Dataset rows for apps and sites
________________________
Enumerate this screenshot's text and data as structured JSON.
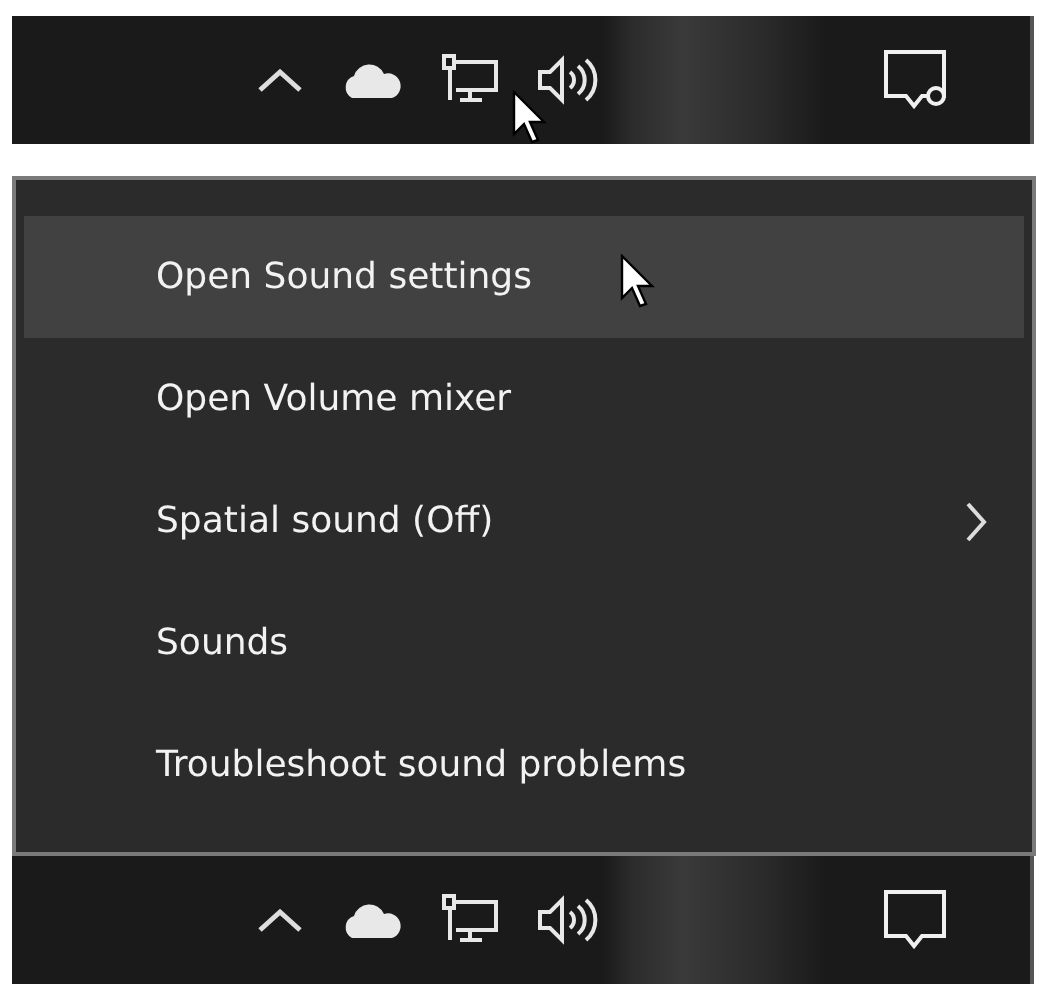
{
  "taskbar_top": {
    "notification_badge": true,
    "pointer": true
  },
  "menu": {
    "items": [
      {
        "label": "Open Sound settings",
        "selected": true,
        "submenu": false
      },
      {
        "label": "Open Volume mixer",
        "selected": false,
        "submenu": false
      },
      {
        "label": "Spatial sound (Off)",
        "selected": false,
        "submenu": true
      },
      {
        "label": "Sounds",
        "selected": false,
        "submenu": false
      },
      {
        "label": "Troubleshoot sound problems",
        "selected": false,
        "submenu": false
      }
    ]
  },
  "taskbar_bottom": {
    "notification_badge": false,
    "pointer": false
  }
}
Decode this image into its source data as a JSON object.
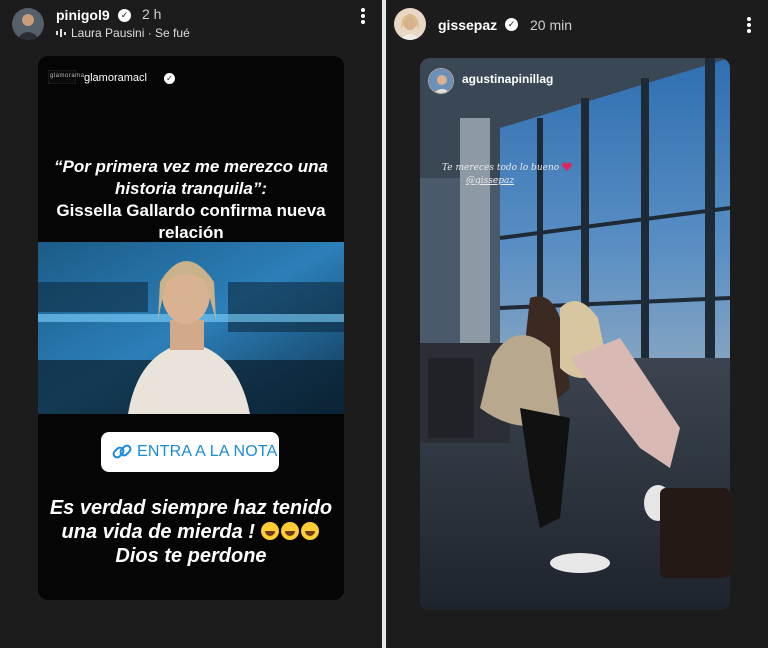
{
  "left_story": {
    "username": "pinigol9",
    "time": "2 h",
    "music": "Laura Pausini · Se fué",
    "card": {
      "account": "glamoramacl",
      "logo_text": "glamorama",
      "headline_quote": "“Por primera vez me merezco una historia tranquila”:",
      "headline_rest": "Gissella Gallardo confirma nueva relación",
      "cta_label": "ENTRA A LA NOTA",
      "comment_line1": "Es verdad siempre haz tenido una vida de mierda !",
      "comment_line2": "Dios te perdone"
    }
  },
  "right_story": {
    "username": "gissepaz",
    "time": "20 min",
    "card": {
      "account": "agustinapinillag",
      "caption_line1": "Te mereces todo lo bueno",
      "caption_line2": "@gissepaz"
    }
  },
  "icons": {
    "verified": "verified-badge-icon",
    "more": "more-options-icon",
    "music": "music-icon",
    "link": "link-icon",
    "heart": "heart-icon"
  },
  "colors": {
    "panel_bg": "#1c1c1c",
    "cta_text": "#1a8cd8",
    "heart": "#e0245e"
  }
}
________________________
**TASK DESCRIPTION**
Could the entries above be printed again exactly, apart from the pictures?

**YOUR SOLUTION**
Enumerate this screenshot's text and data as structured JSON.
{
  "taskbar_top": {
    "notification_badge": true,
    "pointer": true
  },
  "menu": {
    "items": [
      {
        "label": "Open Sound settings",
        "selected": true,
        "submenu": false
      },
      {
        "label": "Open Volume mixer",
        "selected": false,
        "submenu": false
      },
      {
        "label": "Spatial sound (Off)",
        "selected": false,
        "submenu": true
      },
      {
        "label": "Sounds",
        "selected": false,
        "submenu": false
      },
      {
        "label": "Troubleshoot sound problems",
        "selected": false,
        "submenu": false
      }
    ]
  },
  "taskbar_bottom": {
    "notification_badge": false,
    "pointer": false
  }
}
Decode this image into its source data as a JSON object.
{
  "left_story": {
    "username": "pinigol9",
    "time": "2 h",
    "music": "Laura Pausini · Se fué",
    "card": {
      "account": "glamoramacl",
      "logo_text": "glamorama",
      "headline_quote": "“Por primera vez me merezco una historia tranquila”:",
      "headline_rest": "Gissella Gallardo confirma nueva relación",
      "cta_label": "ENTRA A LA NOTA",
      "comment_line1": "Es verdad siempre haz tenido una vida de mierda !",
      "comment_line2": "Dios te perdone"
    }
  },
  "right_story": {
    "username": "gissepaz",
    "time": "20 min",
    "card": {
      "account": "agustinapinillag",
      "caption_line1": "Te mereces todo lo bueno",
      "caption_line2": "@gissepaz"
    }
  },
  "icons": {
    "verified": "verified-badge-icon",
    "more": "more-options-icon",
    "music": "music-icon",
    "link": "link-icon",
    "heart": "heart-icon"
  },
  "colors": {
    "panel_bg": "#1c1c1c",
    "cta_text": "#1a8cd8",
    "heart": "#e0245e"
  }
}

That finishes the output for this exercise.